echo dockremap:$(cat /etc/passwd|grep dockremap|cut -d: -f3):65536 >> /etc/subuid
echo dockremap:$(cat /etc/passwd|grep dockremap|cut -d: -f4):65536 >> /etc/subgid

and add in /etc/docker/daemon.json

        "userns-remap": "dockremap"

You may also consider these options : '

       "experimental": false,
       "live-restore": true,
       "ipv6": false,
       "icc": false,
       "no-new-privileges": false

You will find all possible configurations here[1].

Example: How to install docker from Arch


"WARNING: No {swap,memory} limit support"

You may, probably, encounter this message by executing docker info. To correct this situation we have to enable the cgroup_enable=memory swapaccount=1

Alpine 3.8

Well I'm not sure it was'nt the case before but for sure with Alpine 3.8 you must config cgroups properly

Warning: This seems not to work with Alpine 3.9 and Docker 18.06. Follow the instructions for grub or extlinux below instead.

echo "cgroup /sys/fs/cgroup cgroup defaults 0 0" >> /etc/fstab
cat >> /etc/cgconfig.conf <<EOF
mount {
cpuacct = /cgroup/cpuacct;
memory = /cgroup/memory;
devices = /cgroup/devices;
freezer = /cgroup/freezer;
net_cls = /cgroup/net_cls;
blkio = /cgroup/blkio;
cpuset = /cgroup/cpuset;
cpu = /cgroup/cpu;


Well; if you use Grub it is like any other linux and you just have to add the cgroup condition into /etc/default/grub, then upgrade your grub

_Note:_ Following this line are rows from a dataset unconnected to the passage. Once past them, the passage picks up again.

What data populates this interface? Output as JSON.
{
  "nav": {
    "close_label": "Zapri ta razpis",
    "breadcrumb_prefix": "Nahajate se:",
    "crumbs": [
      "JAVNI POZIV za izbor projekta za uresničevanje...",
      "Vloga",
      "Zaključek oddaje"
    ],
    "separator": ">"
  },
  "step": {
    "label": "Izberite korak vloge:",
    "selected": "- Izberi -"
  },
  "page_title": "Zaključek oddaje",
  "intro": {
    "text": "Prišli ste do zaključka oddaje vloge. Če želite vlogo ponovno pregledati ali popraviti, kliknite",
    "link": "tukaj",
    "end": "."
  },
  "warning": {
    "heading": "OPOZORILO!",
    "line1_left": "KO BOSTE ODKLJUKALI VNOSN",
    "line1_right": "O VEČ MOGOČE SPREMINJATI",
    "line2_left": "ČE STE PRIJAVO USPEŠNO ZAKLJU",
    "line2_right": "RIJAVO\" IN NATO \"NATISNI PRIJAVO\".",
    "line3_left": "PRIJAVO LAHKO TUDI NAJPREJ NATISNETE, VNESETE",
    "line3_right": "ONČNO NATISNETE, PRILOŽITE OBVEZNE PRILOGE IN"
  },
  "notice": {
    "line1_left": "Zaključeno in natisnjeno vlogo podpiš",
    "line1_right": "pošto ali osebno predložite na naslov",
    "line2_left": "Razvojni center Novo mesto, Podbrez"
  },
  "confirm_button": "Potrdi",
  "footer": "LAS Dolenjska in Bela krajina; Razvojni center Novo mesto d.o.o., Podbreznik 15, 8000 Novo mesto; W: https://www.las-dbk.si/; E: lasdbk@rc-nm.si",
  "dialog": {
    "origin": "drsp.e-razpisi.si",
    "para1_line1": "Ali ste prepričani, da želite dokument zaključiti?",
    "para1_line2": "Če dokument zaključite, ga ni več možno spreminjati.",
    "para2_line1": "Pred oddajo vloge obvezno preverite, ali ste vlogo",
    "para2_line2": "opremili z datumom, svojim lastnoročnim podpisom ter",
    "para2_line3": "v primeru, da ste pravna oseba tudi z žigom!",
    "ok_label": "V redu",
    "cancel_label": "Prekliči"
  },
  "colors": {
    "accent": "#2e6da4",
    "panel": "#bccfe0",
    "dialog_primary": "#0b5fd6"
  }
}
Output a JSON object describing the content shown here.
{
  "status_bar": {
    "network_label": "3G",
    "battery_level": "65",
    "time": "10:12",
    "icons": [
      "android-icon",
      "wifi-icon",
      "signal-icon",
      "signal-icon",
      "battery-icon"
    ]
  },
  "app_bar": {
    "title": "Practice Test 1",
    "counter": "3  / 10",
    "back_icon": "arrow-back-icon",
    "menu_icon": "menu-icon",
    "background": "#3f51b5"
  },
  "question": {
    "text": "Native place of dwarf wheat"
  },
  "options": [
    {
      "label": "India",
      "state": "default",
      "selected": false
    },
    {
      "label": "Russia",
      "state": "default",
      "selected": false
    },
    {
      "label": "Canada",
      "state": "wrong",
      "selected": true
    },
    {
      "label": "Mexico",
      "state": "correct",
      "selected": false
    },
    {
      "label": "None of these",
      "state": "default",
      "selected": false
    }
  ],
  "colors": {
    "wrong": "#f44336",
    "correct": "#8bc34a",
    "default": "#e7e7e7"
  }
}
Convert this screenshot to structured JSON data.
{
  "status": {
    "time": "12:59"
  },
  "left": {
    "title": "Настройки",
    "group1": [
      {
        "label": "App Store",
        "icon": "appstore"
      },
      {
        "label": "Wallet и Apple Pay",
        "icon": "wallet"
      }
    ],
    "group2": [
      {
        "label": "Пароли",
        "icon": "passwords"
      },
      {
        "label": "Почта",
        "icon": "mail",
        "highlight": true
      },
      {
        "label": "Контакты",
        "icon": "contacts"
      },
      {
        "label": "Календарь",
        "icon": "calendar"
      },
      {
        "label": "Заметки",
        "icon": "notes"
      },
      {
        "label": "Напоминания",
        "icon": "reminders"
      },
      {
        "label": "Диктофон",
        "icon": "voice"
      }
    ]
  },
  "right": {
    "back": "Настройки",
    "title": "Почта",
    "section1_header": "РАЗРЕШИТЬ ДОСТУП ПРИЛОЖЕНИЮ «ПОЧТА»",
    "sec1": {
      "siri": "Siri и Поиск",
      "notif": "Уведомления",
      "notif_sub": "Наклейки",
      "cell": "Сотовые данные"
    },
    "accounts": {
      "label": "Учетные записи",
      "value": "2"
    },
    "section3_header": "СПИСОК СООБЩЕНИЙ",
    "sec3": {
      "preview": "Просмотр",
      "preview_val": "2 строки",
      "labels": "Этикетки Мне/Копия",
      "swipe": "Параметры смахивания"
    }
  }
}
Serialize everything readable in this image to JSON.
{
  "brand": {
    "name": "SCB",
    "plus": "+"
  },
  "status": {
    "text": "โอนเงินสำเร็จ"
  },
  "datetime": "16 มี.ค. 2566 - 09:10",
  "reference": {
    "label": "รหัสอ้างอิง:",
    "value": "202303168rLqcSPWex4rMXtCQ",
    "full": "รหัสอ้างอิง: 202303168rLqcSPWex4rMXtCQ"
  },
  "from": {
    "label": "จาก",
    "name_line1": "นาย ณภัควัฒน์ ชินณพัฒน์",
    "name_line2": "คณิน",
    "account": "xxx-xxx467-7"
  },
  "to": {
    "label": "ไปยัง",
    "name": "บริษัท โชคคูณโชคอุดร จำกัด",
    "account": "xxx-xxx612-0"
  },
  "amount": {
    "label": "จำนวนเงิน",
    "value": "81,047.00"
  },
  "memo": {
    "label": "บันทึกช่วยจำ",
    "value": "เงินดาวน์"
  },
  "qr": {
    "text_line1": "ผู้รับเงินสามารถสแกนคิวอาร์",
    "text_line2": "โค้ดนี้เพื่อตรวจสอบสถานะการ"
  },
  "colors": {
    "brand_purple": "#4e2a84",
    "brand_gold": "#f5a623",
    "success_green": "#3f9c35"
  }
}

GRUB_CMDLINE_LINUX_DEFAULT="... e=memory swapaccount=1"


With Extlinux you also add the cgroup condition but inside /etc/update-extlinux.conf

default_kernel_opts="... cgroup_enable=memory swapaccount=1"

than update the config and reboot


How to use docker

The best documentation for how to use Docker and create containers is at the main docker site. Adding anything more to it here would be redundant.


if you create an account at docker.com you can browse through other user's images and learn from the syntax in contributor's dockerfiles.

Official Docker image files are denoted by a blue ribon on the website.

See also